An article in today’s Houston Chronicle, “Debate Flares over How to Cut Greenhouse Gas Emissions,” compares the relative merits of a carbon tax and cap-and-trade. We will be hearing a lot about these two approaches in the weeks and months ahead.
But the Chronicle article did not consider the other major alternative: neither a tax nor a cap-and-trade program. Yet that free-market alternative is alive and well. Some top Houston-based energy economists favor just this approach, which would amount to continuing the status quo as far as the federal government is concerned.
Several good arguments support the option of unpriced carbon dioxide (CO2).
First, it keeps the government from further politicizing the energy industry. If you believe that government is the problem and not the solution to energy problems, more government via a new energy tax is not the way to go.

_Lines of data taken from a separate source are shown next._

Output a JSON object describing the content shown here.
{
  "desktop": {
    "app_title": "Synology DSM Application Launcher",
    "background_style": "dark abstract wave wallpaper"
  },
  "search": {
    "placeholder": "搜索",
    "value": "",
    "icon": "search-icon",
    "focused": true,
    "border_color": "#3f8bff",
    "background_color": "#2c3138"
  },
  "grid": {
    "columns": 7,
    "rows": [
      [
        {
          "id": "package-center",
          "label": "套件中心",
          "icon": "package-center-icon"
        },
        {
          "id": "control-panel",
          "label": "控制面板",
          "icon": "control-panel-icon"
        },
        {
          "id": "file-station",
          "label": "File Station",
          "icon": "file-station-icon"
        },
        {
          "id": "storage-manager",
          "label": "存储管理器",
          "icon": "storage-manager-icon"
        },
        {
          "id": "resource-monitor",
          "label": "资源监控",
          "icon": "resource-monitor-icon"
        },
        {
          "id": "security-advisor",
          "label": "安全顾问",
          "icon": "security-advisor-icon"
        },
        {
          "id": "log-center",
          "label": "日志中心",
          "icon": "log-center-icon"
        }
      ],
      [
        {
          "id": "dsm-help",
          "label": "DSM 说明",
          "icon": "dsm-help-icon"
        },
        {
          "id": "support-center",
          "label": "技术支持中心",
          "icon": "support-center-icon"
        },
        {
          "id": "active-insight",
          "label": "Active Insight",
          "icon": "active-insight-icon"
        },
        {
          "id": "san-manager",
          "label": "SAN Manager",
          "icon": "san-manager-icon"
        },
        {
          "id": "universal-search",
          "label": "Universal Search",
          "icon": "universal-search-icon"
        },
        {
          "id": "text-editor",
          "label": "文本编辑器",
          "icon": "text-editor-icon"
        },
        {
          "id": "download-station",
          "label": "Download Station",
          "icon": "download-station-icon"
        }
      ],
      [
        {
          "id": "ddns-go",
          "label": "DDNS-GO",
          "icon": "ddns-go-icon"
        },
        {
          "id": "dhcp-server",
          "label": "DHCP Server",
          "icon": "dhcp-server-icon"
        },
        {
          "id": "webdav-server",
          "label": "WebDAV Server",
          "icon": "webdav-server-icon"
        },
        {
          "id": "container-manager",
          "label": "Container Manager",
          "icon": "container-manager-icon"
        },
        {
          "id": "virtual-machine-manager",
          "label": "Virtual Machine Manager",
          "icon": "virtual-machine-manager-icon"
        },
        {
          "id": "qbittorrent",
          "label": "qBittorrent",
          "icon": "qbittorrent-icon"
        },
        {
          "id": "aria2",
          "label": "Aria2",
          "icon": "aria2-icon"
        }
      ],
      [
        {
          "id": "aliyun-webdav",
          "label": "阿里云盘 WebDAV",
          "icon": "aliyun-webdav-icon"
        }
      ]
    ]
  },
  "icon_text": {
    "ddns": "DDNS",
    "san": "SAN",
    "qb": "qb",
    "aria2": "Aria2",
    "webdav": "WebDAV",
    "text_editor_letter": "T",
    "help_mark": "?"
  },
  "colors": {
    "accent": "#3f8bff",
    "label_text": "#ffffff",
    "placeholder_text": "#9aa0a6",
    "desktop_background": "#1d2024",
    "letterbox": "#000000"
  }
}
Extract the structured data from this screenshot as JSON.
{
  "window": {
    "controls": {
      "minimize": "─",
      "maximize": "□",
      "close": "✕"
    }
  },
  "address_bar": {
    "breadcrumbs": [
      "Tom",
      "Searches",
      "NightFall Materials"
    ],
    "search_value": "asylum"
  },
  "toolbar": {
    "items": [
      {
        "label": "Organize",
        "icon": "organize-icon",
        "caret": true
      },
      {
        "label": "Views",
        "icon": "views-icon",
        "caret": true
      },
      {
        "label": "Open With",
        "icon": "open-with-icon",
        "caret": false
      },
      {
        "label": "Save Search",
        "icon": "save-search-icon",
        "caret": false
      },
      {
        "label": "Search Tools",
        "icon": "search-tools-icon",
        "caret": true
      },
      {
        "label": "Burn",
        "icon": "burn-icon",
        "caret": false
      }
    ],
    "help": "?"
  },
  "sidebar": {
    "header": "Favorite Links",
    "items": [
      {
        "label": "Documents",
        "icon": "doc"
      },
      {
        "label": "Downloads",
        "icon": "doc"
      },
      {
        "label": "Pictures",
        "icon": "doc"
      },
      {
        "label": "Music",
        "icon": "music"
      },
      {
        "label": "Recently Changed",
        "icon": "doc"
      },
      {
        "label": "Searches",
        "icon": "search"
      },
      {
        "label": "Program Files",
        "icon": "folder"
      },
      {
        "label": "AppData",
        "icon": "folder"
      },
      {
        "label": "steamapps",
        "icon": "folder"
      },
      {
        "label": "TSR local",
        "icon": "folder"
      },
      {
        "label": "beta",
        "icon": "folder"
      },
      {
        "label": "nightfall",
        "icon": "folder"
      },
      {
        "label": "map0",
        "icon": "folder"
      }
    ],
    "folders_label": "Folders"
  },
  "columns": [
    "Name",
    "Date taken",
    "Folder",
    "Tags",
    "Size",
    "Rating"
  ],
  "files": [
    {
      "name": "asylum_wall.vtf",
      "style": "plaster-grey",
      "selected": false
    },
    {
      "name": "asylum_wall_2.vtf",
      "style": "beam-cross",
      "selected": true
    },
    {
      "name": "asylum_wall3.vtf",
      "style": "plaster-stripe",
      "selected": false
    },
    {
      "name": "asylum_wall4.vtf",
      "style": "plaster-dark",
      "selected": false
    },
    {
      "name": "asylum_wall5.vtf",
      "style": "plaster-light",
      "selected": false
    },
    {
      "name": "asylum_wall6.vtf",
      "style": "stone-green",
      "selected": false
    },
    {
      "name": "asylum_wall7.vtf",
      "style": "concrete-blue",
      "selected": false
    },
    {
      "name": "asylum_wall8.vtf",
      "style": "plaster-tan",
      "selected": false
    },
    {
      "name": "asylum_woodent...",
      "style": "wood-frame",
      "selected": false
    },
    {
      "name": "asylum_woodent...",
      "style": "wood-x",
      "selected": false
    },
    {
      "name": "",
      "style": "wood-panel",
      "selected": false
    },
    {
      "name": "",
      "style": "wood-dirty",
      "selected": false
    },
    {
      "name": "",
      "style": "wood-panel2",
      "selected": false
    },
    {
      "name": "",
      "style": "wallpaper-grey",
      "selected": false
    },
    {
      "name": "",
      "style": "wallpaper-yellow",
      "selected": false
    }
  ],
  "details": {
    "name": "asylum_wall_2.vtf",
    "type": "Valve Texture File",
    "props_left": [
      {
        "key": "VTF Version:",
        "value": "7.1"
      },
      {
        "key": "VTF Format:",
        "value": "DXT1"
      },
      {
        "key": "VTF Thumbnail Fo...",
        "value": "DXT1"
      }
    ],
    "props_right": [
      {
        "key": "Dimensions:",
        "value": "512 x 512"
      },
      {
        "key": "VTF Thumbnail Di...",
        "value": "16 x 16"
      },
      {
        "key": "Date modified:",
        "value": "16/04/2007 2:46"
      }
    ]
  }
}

Second, such an energy tax is regressive, hurting lower- and middle-income users the most. Thus a complicated rebate or credit program might have to be imposed in order to neutralize the problems of the “simple” tax approach.
Third, any tax will disadvantage the imposing country relative to countries without CO2 taxation. Such a discrepancy invites new restrictions on international trade in the name of “equality” and “climate stabilization.” A trade war might arise between developed countries with carbon restrictions and developing counties with lighter or no carbon restrictions. Such protectionism is a high cost of such a tax. (Cap-and-trade has the same flaw).
Fourth, any new addition to the tax code, even if it is revenue neutral at inception, will take on a life of its own. The tax might change in unpredictable and unjustified ways, and it might not be revenue neutral for long. So the qualitative decision–do not impose a new tax, period–guards against the quantitative unpredictability of a new tax regime.
Are there other worthy arguments to add to these four?